I’m thrilled to have a legitimate reason to blog about the lowly planeria. This little flat worm is renowned amongst high school and freshman biology students for it’s ability to regrow copies of itself when cut in half. In theory, slicing right between the planeria’s eyes can even produce a two-headed worm, though that’s one of the many experiments that never actually worked for me.
It turns out that what allows planeria to regenerate could also teach scientists about our own regenerative stem cells. Two papers in last week’s Science investigated the planeria’s regenerative stem cells, called neoblasts. They found that at least some of the neoblasts have the ability to form all tissues in the worm’s body, much like embryonic stem cells or reprogrammed iPS cells.

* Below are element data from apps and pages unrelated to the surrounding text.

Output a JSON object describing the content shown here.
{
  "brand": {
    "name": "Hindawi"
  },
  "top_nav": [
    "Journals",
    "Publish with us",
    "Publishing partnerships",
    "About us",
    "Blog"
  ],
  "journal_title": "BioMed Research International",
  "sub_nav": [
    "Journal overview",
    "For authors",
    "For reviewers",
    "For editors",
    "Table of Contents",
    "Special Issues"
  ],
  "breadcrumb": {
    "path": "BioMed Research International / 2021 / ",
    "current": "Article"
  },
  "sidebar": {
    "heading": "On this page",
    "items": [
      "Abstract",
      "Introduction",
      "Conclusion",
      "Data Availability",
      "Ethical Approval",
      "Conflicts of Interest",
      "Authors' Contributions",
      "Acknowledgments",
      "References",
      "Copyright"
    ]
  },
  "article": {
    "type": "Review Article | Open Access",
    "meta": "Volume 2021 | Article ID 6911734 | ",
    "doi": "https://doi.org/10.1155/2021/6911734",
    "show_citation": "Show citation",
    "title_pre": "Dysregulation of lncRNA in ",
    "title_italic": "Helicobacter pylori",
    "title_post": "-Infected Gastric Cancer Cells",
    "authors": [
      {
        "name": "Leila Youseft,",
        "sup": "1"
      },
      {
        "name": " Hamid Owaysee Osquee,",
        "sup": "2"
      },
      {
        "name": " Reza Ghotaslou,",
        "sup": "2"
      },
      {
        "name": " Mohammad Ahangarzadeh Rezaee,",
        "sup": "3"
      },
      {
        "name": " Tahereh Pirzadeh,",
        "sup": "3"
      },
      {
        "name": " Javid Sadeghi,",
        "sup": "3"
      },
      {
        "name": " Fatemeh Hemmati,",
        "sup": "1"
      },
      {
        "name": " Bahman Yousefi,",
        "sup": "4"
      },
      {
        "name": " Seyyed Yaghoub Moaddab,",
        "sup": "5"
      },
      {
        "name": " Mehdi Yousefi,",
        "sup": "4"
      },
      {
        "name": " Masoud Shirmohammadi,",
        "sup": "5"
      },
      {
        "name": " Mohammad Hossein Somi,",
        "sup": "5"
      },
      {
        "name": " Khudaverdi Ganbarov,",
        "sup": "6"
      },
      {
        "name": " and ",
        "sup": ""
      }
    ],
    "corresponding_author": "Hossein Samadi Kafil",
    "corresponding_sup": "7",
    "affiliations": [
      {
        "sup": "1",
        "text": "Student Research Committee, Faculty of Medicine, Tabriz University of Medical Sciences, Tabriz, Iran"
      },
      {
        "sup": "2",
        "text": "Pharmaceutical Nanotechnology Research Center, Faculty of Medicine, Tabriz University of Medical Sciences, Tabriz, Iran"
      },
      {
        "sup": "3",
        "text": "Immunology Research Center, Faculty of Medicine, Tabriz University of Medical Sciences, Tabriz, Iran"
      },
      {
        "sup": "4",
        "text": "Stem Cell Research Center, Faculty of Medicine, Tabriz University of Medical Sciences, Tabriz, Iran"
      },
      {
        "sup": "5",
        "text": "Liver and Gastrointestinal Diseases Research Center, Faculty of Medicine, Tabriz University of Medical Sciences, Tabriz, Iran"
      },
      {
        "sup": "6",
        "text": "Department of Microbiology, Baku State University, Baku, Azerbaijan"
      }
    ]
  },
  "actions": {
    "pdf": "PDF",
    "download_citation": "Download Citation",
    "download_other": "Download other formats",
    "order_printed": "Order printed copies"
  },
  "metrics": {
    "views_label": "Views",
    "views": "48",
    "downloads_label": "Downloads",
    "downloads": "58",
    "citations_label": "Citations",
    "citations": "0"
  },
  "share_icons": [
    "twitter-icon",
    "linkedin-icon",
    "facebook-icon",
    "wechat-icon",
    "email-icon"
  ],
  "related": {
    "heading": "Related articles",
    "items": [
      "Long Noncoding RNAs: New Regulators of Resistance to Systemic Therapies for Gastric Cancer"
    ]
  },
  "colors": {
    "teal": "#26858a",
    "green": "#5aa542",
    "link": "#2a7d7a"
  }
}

A press release from the Whitehead Institute quotes one of the co-first authors Dan Wagner:
“This is an animal that, through evolution, has already solved the regeneration problem,” says Wagner. “We’re studying planarians to see how their regeneration process works. And, one day, we’ll examine what are the key differences between what’s possible in this animal and what’s possible in a mouse or a person.”
The team also identified some of the signals that tell the neoblast whether it should form a head or a tail. This polarity issue is a big deal. A stem cell that can become anything needs clues to tell it what to and not to become. That’s as true in a human as it is in a worm.